Frequently, emotional abuse involves enforced isolation. Typically because staffing levels are low, many residents must spend hours by themselves, usually in their rooms. Other times, staffers use isolation as punishment. Other common forms of emotional abuse include treating residents like children or saying things like “No one is coming to visit you.”

Signs of emotional abuse include extreme agitation, extreme withdrawal, or unusual behavior, such as thumb-sucking or biting, which is often a dementia symptom.


It is difficult to believe that sexual abuse is a problem in Kentucky nursing homes. But it exists in several different forms.

Some evildoers force residents to commit sex acts, generally with another resident. Many residents develop fondness for other residents, and that fondness is easily manipulated. Staff-on-resident sexual abuse is certainly not unheard of either. Other evildoers force residents to witness sex acts, either live or on video.

Indications of sexual abuse include bruising near the genitals, torn clothing, especially torn undergarments, and unusual outcries about sexual matters.


This form of abuse also comes in different forms, and the legal implications of each one are different. The bottom line is that compensation, and more importantly justice, are usually available.

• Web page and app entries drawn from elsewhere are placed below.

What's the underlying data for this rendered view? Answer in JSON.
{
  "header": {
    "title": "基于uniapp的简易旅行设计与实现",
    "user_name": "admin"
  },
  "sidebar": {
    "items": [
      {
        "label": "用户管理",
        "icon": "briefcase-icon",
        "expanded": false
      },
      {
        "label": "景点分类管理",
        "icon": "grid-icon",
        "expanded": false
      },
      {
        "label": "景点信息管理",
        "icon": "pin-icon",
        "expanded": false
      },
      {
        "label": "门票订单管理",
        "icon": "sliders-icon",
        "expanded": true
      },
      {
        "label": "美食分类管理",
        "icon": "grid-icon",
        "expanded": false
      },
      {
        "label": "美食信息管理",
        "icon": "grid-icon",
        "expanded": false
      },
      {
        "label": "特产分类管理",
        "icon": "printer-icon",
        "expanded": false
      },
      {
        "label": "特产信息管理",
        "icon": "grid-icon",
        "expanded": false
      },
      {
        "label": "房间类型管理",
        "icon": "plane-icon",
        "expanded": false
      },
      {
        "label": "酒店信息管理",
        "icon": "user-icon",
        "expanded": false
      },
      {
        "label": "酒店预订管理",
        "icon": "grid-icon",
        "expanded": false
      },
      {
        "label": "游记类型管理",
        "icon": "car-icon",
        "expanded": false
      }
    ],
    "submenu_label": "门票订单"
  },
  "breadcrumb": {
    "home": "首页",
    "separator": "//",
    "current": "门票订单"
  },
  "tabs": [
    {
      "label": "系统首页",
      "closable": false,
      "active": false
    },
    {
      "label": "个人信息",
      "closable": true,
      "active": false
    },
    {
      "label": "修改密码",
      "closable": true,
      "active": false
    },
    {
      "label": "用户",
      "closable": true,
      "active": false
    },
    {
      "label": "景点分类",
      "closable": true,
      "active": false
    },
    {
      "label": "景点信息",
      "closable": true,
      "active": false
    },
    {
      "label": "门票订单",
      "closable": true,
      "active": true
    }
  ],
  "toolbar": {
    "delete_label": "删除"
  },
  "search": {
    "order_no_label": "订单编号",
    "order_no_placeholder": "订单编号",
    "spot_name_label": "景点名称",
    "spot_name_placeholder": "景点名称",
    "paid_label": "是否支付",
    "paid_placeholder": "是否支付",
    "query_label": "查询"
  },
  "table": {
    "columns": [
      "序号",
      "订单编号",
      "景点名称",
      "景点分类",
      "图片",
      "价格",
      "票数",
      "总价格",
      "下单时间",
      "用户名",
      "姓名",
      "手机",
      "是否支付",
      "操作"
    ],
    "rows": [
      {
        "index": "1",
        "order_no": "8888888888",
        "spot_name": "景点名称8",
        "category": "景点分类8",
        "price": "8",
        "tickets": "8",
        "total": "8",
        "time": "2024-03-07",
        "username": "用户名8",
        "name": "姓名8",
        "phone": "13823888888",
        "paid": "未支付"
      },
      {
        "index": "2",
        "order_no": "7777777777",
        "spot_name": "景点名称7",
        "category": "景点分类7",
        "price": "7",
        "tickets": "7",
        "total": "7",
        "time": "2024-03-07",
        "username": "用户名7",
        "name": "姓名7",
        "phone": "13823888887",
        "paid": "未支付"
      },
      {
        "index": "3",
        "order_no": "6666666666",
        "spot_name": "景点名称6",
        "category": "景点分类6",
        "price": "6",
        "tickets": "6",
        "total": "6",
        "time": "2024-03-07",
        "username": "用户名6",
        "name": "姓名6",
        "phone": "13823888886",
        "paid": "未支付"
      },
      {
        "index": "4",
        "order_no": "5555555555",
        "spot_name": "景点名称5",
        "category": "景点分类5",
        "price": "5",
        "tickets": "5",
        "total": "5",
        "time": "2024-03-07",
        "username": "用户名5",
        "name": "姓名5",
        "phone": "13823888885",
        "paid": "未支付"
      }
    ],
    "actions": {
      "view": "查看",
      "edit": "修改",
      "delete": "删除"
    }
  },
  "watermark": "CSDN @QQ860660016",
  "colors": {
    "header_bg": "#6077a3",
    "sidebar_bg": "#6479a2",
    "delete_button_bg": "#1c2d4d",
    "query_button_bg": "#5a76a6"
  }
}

As a preliminary note, many nursing home residents are physically frail. So, a little bit of physical force could cause a significant injury. Full compensation is available in these situations, thanks to the eggshell skull rule.

Common staff-on-resident violence includes blocking a walking path, pushing a resident onto a bed, and misusing bed restraints. In terms of liability, either negligent hiring or negligent supervision often apply to these injuries. Negligent hiring is hiring an incompetent person to do a certain job. Negligent supervision is failing to watch the employee and act appropriately if misconduct occurs.

Resident-on-resident violence is also common at crowded nursing homes. Many residents unintentionally wander into someone else’s room, and the person reacts angrily. If the nursing home was negligent in some way, usually by not assigning people to closely watch residents, the nursing home could be liable for damages.

In addition to cuts and bruises, watch for decreased mobility and fearfulness or anger directed at another individual in the nursing home.

Nursing home abuse often causes serious injuries. For a free consultation with an experienced personal injury lawyer in Lexington, contact the Goode Law Office, PLLC. Home, virtual, and hospital visits are available.